Viewing page 20 of 24

sensational flying easily established him as one of the leading headline exhibition aviators of that era.

September 24th to 28th he flew at McLeansboro, Illinois, where he carried post office-authorized airmail. On October 2nd he flew at Prairie du Chien, Wisconsin, then [[strikethrough]] was [[/strikethrough]] at the Wisconsin State Fair, Milwaukee, for three days. From there he flew at the Illinois State Fair in Springfield for one week starting October 12th, where had a forced landing which resulted in a minor smashup. While there he again carried mail and made a cross-country flight to Williamsville, Illinois, and return. Kearney then flew at Overland Park, Kansas City, Missouri, October 26th to November 3rd, his last exhibition date of the season.

That fall he placed an order for a new plane with Charles Day of Los Angeles, to be completed for his West Coast winter season activities. This plane was a 36-foot-span Curtiss-type pusher biplane, with an 80 h.p. [[strikethrough]] H.P. [[/strikethrough]] Hall-Scott engine, [[strikethrough]] with [[/strikethrough]] having both [[strikethrough]] both land gear [[/strikethrough]] wheels and floats for land or water flying. Kearney took delivery of his new plane to Los Angeles in late November and began practice-flying from the water at Newport Bay.

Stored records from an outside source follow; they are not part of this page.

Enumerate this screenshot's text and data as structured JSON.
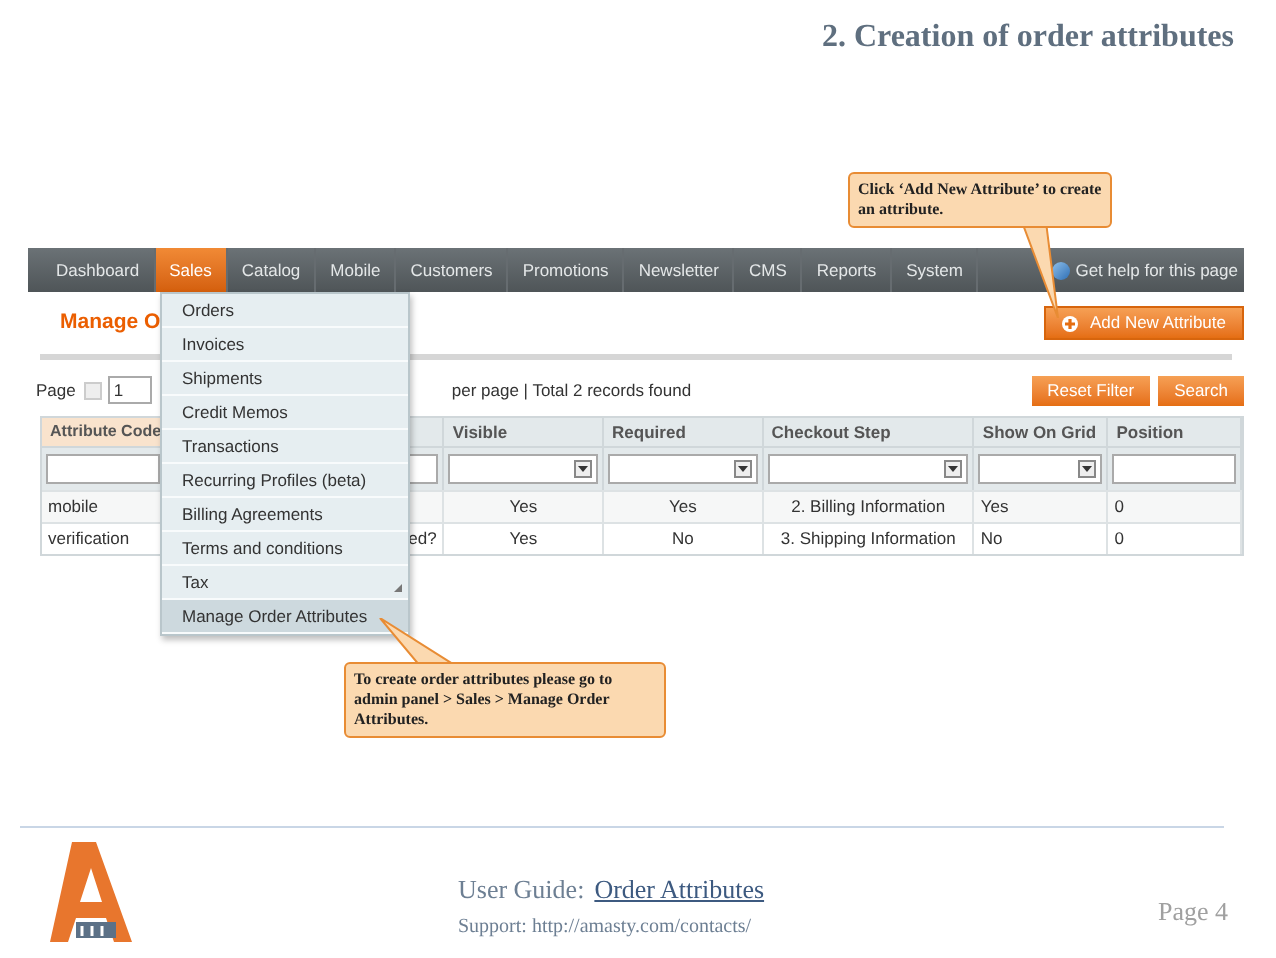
{
  "slide_title": "2. Creation of order attributes",
  "callouts": [
    {
      "text": "Click ‘Add New Attribute’ to create an attribute."
    },
    {
      "text": "To create order attributes please go to admin panel > Sales > Manage Order Attributes."
    }
  ],
  "nav": [
    {
      "label": "Dashboard",
      "selected": false
    },
    {
      "label": "Sales",
      "selected": true
    },
    {
      "label": "Catalog",
      "selected": false
    },
    {
      "label": "Mobile",
      "selected": false
    },
    {
      "label": "Customers",
      "selected": false
    },
    {
      "label": "Promotions",
      "selected": false
    },
    {
      "label": "Newsletter",
      "selected": false
    },
    {
      "label": "CMS",
      "selected": false
    },
    {
      "label": "Reports",
      "selected": false
    },
    {
      "label": "System",
      "selected": false
    }
  ],
  "help_link": "Get help for this page",
  "sales_menu": [
    {
      "label": "Orders",
      "selected": false,
      "submenu": false
    },
    {
      "label": "Invoices",
      "selected": false,
      "submenu": false
    },
    {
      "label": "Shipments",
      "selected": false,
      "submenu": false
    },
    {
      "label": "Credit Memos",
      "selected": false,
      "submenu": false
    },
    {
      "label": "Transactions",
      "selected": false,
      "submenu": false
    },
    {
      "label": "Recurring Profiles (beta)",
      "selected": false,
      "submenu": false
    },
    {
      "label": "Billing Agreements",
      "selected": false,
      "submenu": false
    },
    {
      "label": "Terms and conditions",
      "selected": false,
      "submenu": false
    },
    {
      "label": "Tax",
      "selected": false,
      "submenu": true
    },
    {
      "label": "Manage Order Attributes",
      "selected": true,
      "submenu": false
    }
  ],
  "page_heading": "Manage O",
  "add_button": "Add New Attribute",
  "pager": {
    "label": "Page",
    "value": "1",
    "info": "per page | Total 2 records found"
  },
  "buttons": [
    "Reset Filter",
    "Search"
  ],
  "table": {
    "columns": [
      {
        "label": "Attribute Code",
        "dropdown": false
      },
      {
        "dropdown": false
      },
      {
        "label": "Visible",
        "dropdown": true
      },
      {
        "label": "Required",
        "dropdown": true
      },
      {
        "label": "Checkout Step",
        "dropdown": true
      },
      {
        "label": "Show On Grid",
        "dropdown": true
      },
      {
        "label": "Position",
        "dropdown": false
      }
    ],
    "rows": [
      [
        "mobile",
        "",
        "Yes",
        "Yes",
        "2. Billing Information",
        "Yes",
        "0"
      ],
      [
        "verification",
        "ed?",
        "Yes",
        "No",
        "3. Shipping Information",
        "No",
        "0"
      ]
    ]
  },
  "footer": {
    "guide_label": "User Guide:",
    "guide_link": "Order Attributes",
    "support": "Support: http://amasty.com/contacts/",
    "page": "Page 4"
  }
}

In early December he decided [[strikethrough]] he wanted [[/strikethrough]] to fly from Los Angeles to San Francisco via the coast line with his float-plane, [[strikethrough]] machine [[/strikethrough]] making stops along the route for gas, probably taking two days for the trip. After further practice Kearney started this flight on December 14th carrying Chester Lawrence, a Los Angeles news reporter, as a passenger. The weather at starting time was not good and he was advised to delay his departure, but he took off on schedule. After covering some 45 miles of the trip he ran into tougher weather, dense fog, and a severe storm. [[strikethrough]] and they vanished from sight. [[/strikethrough]]

He was to have made Ventura, California, his first gas stop [[strikethrough]] and [[/strikethrough]] but when he failed to arrive a search was started. No trace of them could be found that night, and an intensive search was started the next morning. Coast Guard boats along the entire area searched the shore line, but found seas too rough for offshore patrol. Glenn Martin, carrying Frank Garbutt as passenger, conducted an extensive air search for several hours in a Martin hydro, but saw no trace of the missing 

Please note that the language and terminology used in this collection reflects the context and culture of the time of its creation, and may include culturally sensitive information. As an historical document, its contents may be at odds with contemporary views and terminology. The information within this collection does not reflect the views of the Smithsonian Institution, but is available in its original form to facilitate research. For questions or comments regarding sensitive content, access, and use related to this collection, please contact